The most pertinent explanation for the ‘presidential silence’ came from Klaus Iohannis himself Monday night, during the press conference after the talks with the political parties on the electoral reform.
Asked if he was aware of the phrase ‘the president who is silent’ and the fact that he was being criticised for his hyper-activity on social media networks to the detriment of live activity in the public space, the head of state answered with humour: ‘I haven’t really been that silent today’. And then he came up with a brilliant retort: the president must have the courage NOT to express himself on absolutely everything’.
Most definitely Mr. Iohannis is fed up with the ‘advice’ and ‘teachings’ of his predecessor who never misses an opportunity to ironically pick on him with things such as… ‘I would have done this and that if I were in his place’…
With a different kind of behaviour of the ‘he shuts up and acts’ type , unlike the laud style of the former president, Iohannis did not answer the provocation of the journalist who reminded of something Basescu had recently said that he had not been that active and vocal in the matter of the Romanian national kidnapped in Burkina Faso. Klaus Iohannis answered in his characteristic style: ‘I don’t think I personally need to comment on absolutely every event’.
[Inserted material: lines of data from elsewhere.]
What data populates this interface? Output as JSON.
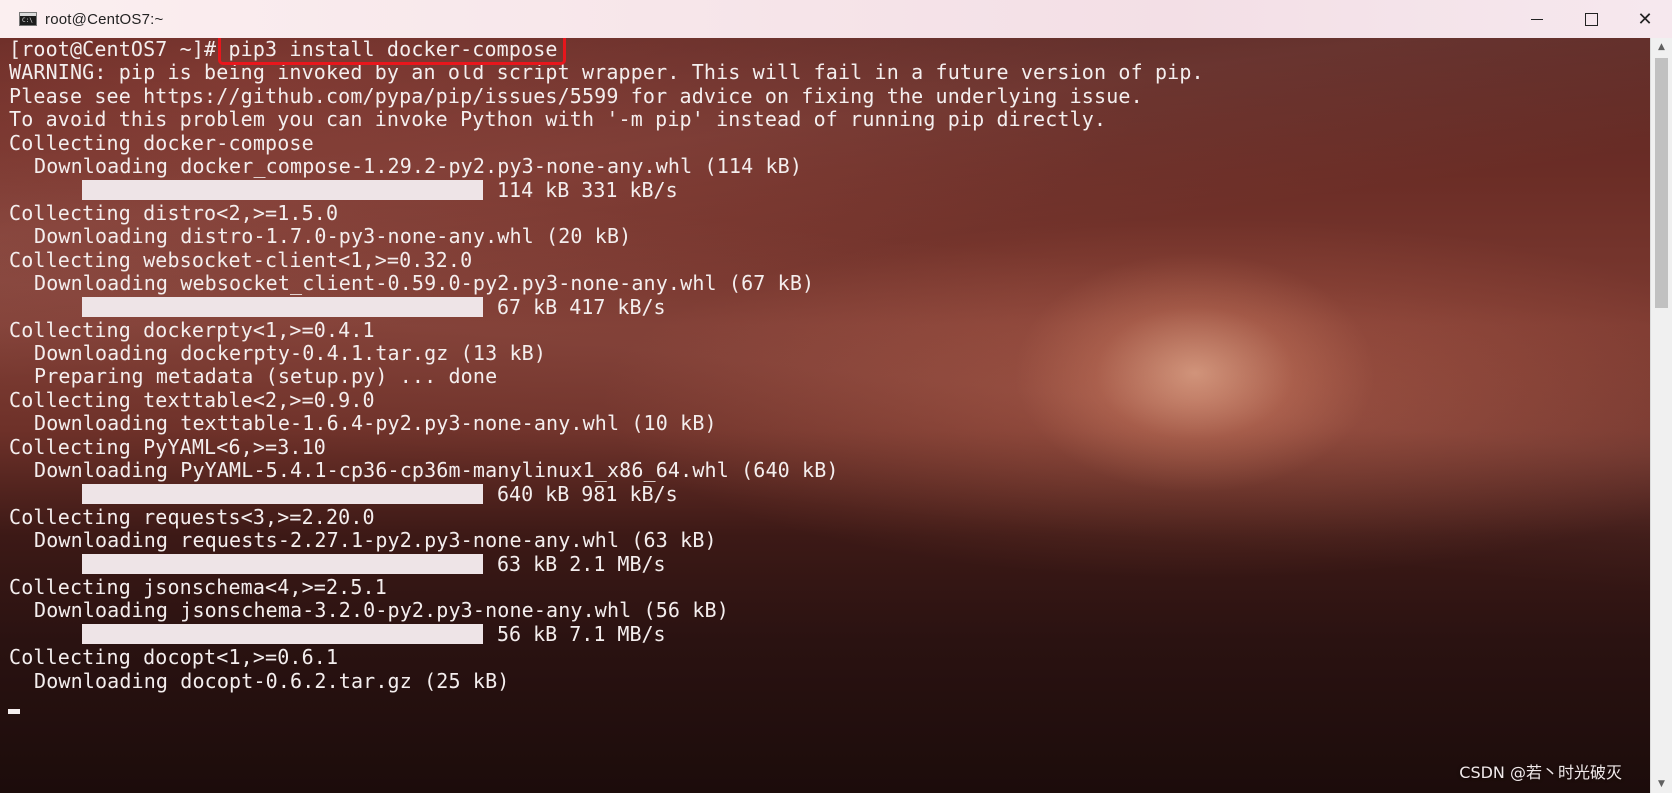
{
  "window": {
    "title": "root@CentOS7:~",
    "icon": "console-icon",
    "icon_text": "C:\\",
    "controls": {
      "minimize_icon": "minimize-icon",
      "maximize_icon": "maximize-icon",
      "close_icon": "close-icon",
      "close_glyph": "✕"
    }
  },
  "terminal": {
    "prompt_line": {
      "prompt": "[root@CentOS7 ~]# ",
      "command": "pip3 install docker-compose"
    },
    "lines": [
      {
        "kind": "text",
        "indent": false,
        "text": "WARNING: pip is being invoked by an old script wrapper. This will fail in a future version of pip."
      },
      {
        "kind": "text",
        "indent": false,
        "text": "Please see https://github.com/pypa/pip/issues/5599 for advice on fixing the underlying issue."
      },
      {
        "kind": "text",
        "indent": false,
        "text": "To avoid this problem you can invoke Python with '-m pip' instead of running pip directly."
      },
      {
        "kind": "text",
        "indent": false,
        "text": "Collecting docker-compose"
      },
      {
        "kind": "text",
        "indent": true,
        "text": "Downloading docker_compose-1.29.2-py2.py3-none-any.whl (114 kB)"
      },
      {
        "kind": "progress",
        "text": "114 kB 331 kB/s",
        "progress": 1.0
      },
      {
        "kind": "text",
        "indent": false,
        "text": "Collecting distro<2,>=1.5.0"
      },
      {
        "kind": "text",
        "indent": true,
        "text": "Downloading distro-1.7.0-py3-none-any.whl (20 kB)"
      },
      {
        "kind": "text",
        "indent": false,
        "text": "Collecting websocket-client<1,>=0.32.0"
      },
      {
        "kind": "text",
        "indent": true,
        "text": "Downloading websocket_client-0.59.0-py2.py3-none-any.whl (67 kB)"
      },
      {
        "kind": "progress",
        "text": "67 kB 417 kB/s",
        "progress": 1.0
      },
      {
        "kind": "text",
        "indent": false,
        "text": "Collecting dockerpty<1,>=0.4.1"
      },
      {
        "kind": "text",
        "indent": true,
        "text": "Downloading dockerpty-0.4.1.tar.gz (13 kB)"
      },
      {
        "kind": "text",
        "indent": true,
        "text": "Preparing metadata (setup.py) ... done"
      },
      {
        "kind": "text",
        "indent": false,
        "text": "Collecting texttable<2,>=0.9.0"
      },
      {
        "kind": "text",
        "indent": true,
        "text": "Downloading texttable-1.6.4-py2.py3-none-any.whl (10 kB)"
      },
      {
        "kind": "text",
        "indent": false,
        "text": "Collecting PyYAML<6,>=3.10"
      },
      {
        "kind": "text",
        "indent": true,
        "text": "Downloading PyYAML-5.4.1-cp36-cp36m-manylinux1_x86_64.whl (640 kB)"
      },
      {
        "kind": "progress",
        "text": "640 kB 981 kB/s",
        "progress": 1.0
      },
      {
        "kind": "text",
        "indent": false,
        "text": "Collecting requests<3,>=2.20.0"
      },
      {
        "kind": "text",
        "indent": true,
        "text": "Downloading requests-2.27.1-py2.py3-none-any.whl (63 kB)"
      },
      {
        "kind": "progress",
        "text": "63 kB 2.1 MB/s",
        "progress": 1.0
      },
      {
        "kind": "text",
        "indent": false,
        "text": "Collecting jsonschema<4,>=2.5.1"
      },
      {
        "kind": "text",
        "indent": true,
        "text": "Downloading jsonschema-3.2.0-py2.py3-none-any.whl (56 kB)"
      },
      {
        "kind": "progress",
        "text": "56 kB 7.1 MB/s",
        "progress": 1.0
      },
      {
        "kind": "text",
        "indent": false,
        "text": "Collecting docopt<1,>=0.6.1"
      },
      {
        "kind": "text",
        "indent": true,
        "text": "Downloading docopt-0.6.2.tar.gz (25 kB)"
      }
    ]
  },
  "scrollbar": {
    "up_glyph": "▲",
    "down_glyph": "▼"
  },
  "watermark": "CSDN @若丶时光破灭",
  "colors": {
    "terminal_text": "#f4eeee",
    "highlight_border": "#e8161c",
    "progress_bar": "#eee4e7",
    "titlebar": "#f7e6ea"
  }
}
But he noted that he had been in contact with the crisis cell every day and was always aware of news and developments in the unfortunate case, alluding that the important things were happening in the background without him necessary coming to the front and posing in an omniscient and picker of victory laurels, as Basescu was doing. ‘I don’t need to come to the microphone and tell people what to do, they know what they need to do’, the president said.
Indeed, the non-pronunciation on every occasion is an act of major courage assumed by Klaus Iohannis and he deserves all congratulation on his conduct. There are so many situations that are strictly down to presidential prerogative where he has taken a stance and so far successfully intervened, sending out the right messages to the right addressee, pin-pointing exactly the things that needed to be said and highlighted by a president.
He knows very well that he is not a commentator, but a President, he knows very well his competence and boundaries under the Constitution. In addition, when he has spoken so far, he always spoke well, pertinently and to the point, be it at solemn occasions, or as representative of the country internationally, in relation to the Premier, Parliament or political parties, or during the work report meetings of the institutions competent in the area of justice where he was invited.
Far from being clumsy in the art of conversation as some have suggested, but, on the contrary, being a connoisseur who, like any thoughtful Transylvanian, knows how to best pick his words, in fact Klaus Iohannis says a lot and sends much more when he is silent than he could express in a million of words. It is all about wisdom, decency, dignity, respect for the Constitution and institutions of the rule of law, but also for their professionals and specialists.
‘Silence is gold’ and the President knows it so well…